Exercise = The copy has to match the records word for word and include no pictures.

Provided records =
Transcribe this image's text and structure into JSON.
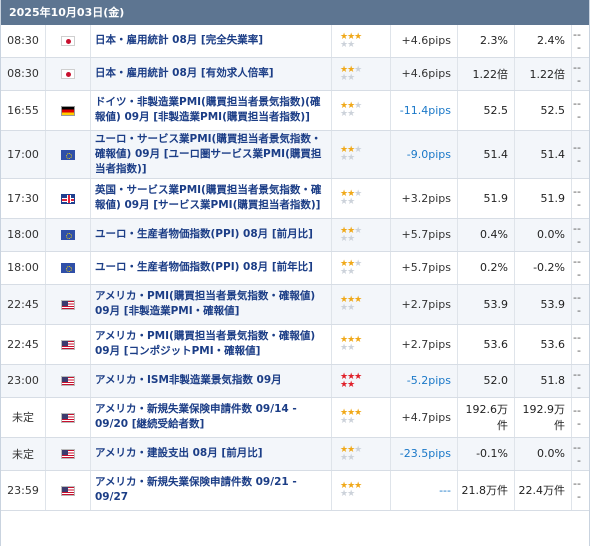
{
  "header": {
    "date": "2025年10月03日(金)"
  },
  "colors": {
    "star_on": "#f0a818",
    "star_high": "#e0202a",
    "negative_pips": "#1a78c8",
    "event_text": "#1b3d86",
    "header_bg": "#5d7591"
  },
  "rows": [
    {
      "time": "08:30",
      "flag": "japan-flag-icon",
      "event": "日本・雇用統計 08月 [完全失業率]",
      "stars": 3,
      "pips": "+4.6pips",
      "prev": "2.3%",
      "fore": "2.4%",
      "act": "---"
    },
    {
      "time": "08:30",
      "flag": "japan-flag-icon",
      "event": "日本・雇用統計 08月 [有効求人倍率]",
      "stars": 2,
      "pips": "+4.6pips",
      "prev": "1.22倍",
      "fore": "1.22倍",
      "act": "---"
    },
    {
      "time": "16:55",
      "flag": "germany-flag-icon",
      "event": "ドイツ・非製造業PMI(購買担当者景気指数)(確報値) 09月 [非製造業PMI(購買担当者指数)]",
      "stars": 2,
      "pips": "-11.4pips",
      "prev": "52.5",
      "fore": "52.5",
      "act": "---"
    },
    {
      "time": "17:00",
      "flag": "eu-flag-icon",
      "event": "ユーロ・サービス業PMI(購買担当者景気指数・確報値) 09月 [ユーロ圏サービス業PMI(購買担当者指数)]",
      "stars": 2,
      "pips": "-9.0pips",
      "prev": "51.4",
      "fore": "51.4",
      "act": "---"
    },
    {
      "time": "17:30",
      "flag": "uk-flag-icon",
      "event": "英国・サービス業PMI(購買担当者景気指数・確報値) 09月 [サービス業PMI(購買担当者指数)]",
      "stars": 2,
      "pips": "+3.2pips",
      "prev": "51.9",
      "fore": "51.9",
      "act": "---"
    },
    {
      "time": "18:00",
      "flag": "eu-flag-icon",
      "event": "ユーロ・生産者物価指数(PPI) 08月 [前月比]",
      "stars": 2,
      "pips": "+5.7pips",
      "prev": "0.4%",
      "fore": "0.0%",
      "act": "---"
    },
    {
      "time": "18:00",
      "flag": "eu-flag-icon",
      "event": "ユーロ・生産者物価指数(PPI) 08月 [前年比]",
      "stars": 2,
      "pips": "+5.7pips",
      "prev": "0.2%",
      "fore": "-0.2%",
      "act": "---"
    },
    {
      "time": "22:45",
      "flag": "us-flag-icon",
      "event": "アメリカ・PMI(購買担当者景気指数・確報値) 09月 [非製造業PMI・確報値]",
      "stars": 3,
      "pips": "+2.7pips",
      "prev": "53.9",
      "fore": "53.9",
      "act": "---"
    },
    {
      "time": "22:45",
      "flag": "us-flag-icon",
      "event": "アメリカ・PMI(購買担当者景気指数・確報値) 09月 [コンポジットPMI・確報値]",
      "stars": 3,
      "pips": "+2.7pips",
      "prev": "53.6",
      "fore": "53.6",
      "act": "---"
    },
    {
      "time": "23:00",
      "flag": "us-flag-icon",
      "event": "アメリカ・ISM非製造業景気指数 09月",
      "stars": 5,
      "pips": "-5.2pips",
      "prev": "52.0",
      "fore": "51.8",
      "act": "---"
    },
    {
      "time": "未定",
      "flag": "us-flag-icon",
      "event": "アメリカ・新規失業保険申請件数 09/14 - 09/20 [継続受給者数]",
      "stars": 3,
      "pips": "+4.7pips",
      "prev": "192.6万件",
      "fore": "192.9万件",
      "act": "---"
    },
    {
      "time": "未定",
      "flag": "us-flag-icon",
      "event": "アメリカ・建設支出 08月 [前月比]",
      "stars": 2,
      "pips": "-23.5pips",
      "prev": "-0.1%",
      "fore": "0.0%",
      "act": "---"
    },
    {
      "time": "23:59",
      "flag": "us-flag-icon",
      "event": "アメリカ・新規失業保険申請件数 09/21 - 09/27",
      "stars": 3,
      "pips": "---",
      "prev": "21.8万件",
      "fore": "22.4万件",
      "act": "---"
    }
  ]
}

Response area =
Transcribe this image's text and structure into JSON.
{
  "header": {
    "date": "2025年10月03日(金)"
  },
  "colors": {
    "star_on": "#f0a818",
    "star_high": "#e0202a",
    "negative_pips": "#1a78c8",
    "event_text": "#1b3d86",
    "header_bg": "#5d7591"
  },
  "rows": [
    {
      "time": "08:30",
      "flag": "japan-flag-icon",
      "event": "日本・雇用統計 08月 [完全失業率]",
      "stars": 3,
      "pips": "+4.6pips",
      "prev": "2.3%",
      "fore": "2.4%",
      "act": "---"
    },
    {
      "time": "08:30",
      "flag": "japan-flag-icon",
      "event": "日本・雇用統計 08月 [有効求人倍率]",
      "stars": 2,
      "pips": "+4.6pips",
      "prev": "1.22倍",
      "fore": "1.22倍",
      "act": "---"
    },
    {
      "time": "16:55",
      "flag": "germany-flag-icon",
      "event": "ドイツ・非製造業PMI(購買担当者景気指数)(確報値) 09月 [非製造業PMI(購買担当者指数)]",
      "stars": 2,
      "pips": "-11.4pips",
      "prev": "52.5",
      "fore": "52.5",
      "act": "---"
    },
    {
      "time": "17:00",
      "flag": "eu-flag-icon",
      "event": "ユーロ・サービス業PMI(購買担当者景気指数・確報値) 09月 [ユーロ圏サービス業PMI(購買担当者指数)]",
      "stars": 2,
      "pips": "-9.0pips",
      "prev": "51.4",
      "fore": "51.4",
      "act": "---"
    },
    {
      "time": "17:30",
      "flag": "uk-flag-icon",
      "event": "英国・サービス業PMI(購買担当者景気指数・確報値) 09月 [サービス業PMI(購買担当者指数)]",
      "stars": 2,
      "pips": "+3.2pips",
      "prev": "51.9",
      "fore": "51.9",
      "act": "---"
    },
    {
      "time": "18:00",
      "flag": "eu-flag-icon",
      "event": "ユーロ・生産者物価指数(PPI) 08月 [前月比]",
      "stars": 2,
      "pips": "+5.7pips",
      "prev": "0.4%",
      "fore": "0.0%",
      "act": "---"
    },
    {
      "time": "18:00",
      "flag": "eu-flag-icon",
      "event": "ユーロ・生産者物価指数(PPI) 08月 [前年比]",
      "stars": 2,
      "pips": "+5.7pips",
      "prev": "0.2%",
      "fore": "-0.2%",
      "act": "---"
    },
    {
      "time": "22:45",
      "flag": "us-flag-icon",
      "event": "アメリカ・PMI(購買担当者景気指数・確報値) 09月 [非製造業PMI・確報値]",
      "stars": 3,
      "pips": "+2.7pips",
      "prev": "53.9",
      "fore": "53.9",
      "act": "---"
    },
    {
      "time": "22:45",
      "flag": "us-flag-icon",
      "event": "アメリカ・PMI(購買担当者景気指数・確報値) 09月 [コンポジットPMI・確報値]",
      "stars": 3,
      "pips": "+2.7pips",
      "prev": "53.6",
      "fore": "53.6",
      "act": "---"
    },
    {
      "time": "23:00",
      "flag": "us-flag-icon",
      "event": "アメリカ・ISM非製造業景気指数 09月",
      "stars": 5,
      "pips": "-5.2pips",
      "prev": "52.0",
      "fore": "51.8",
      "act": "---"
    },
    {
      "time": "未定",
      "flag": "us-flag-icon",
      "event": "アメリカ・新規失業保険申請件数 09/14 - 09/20 [継続受給者数]",
      "stars": 3,
      "pips": "+4.7pips",
      "prev": "192.6万件",
      "fore": "192.9万件",
      "act": "---"
    },
    {
      "time": "未定",
      "flag": "us-flag-icon",
      "event": "アメリカ・建設支出 08月 [前月比]",
      "stars": 2,
      "pips": "-23.5pips",
      "prev": "-0.1%",
      "fore": "0.0%",
      "act": "---"
    },
    {
      "time": "23:59",
      "flag": "us-flag-icon",
      "event": "アメリカ・新規失業保険申請件数 09/21 - 09/27",
      "stars": 3,
      "pips": "---",
      "prev": "21.8万件",
      "fore": "22.4万件",
      "act": "---"
    }
  ]
}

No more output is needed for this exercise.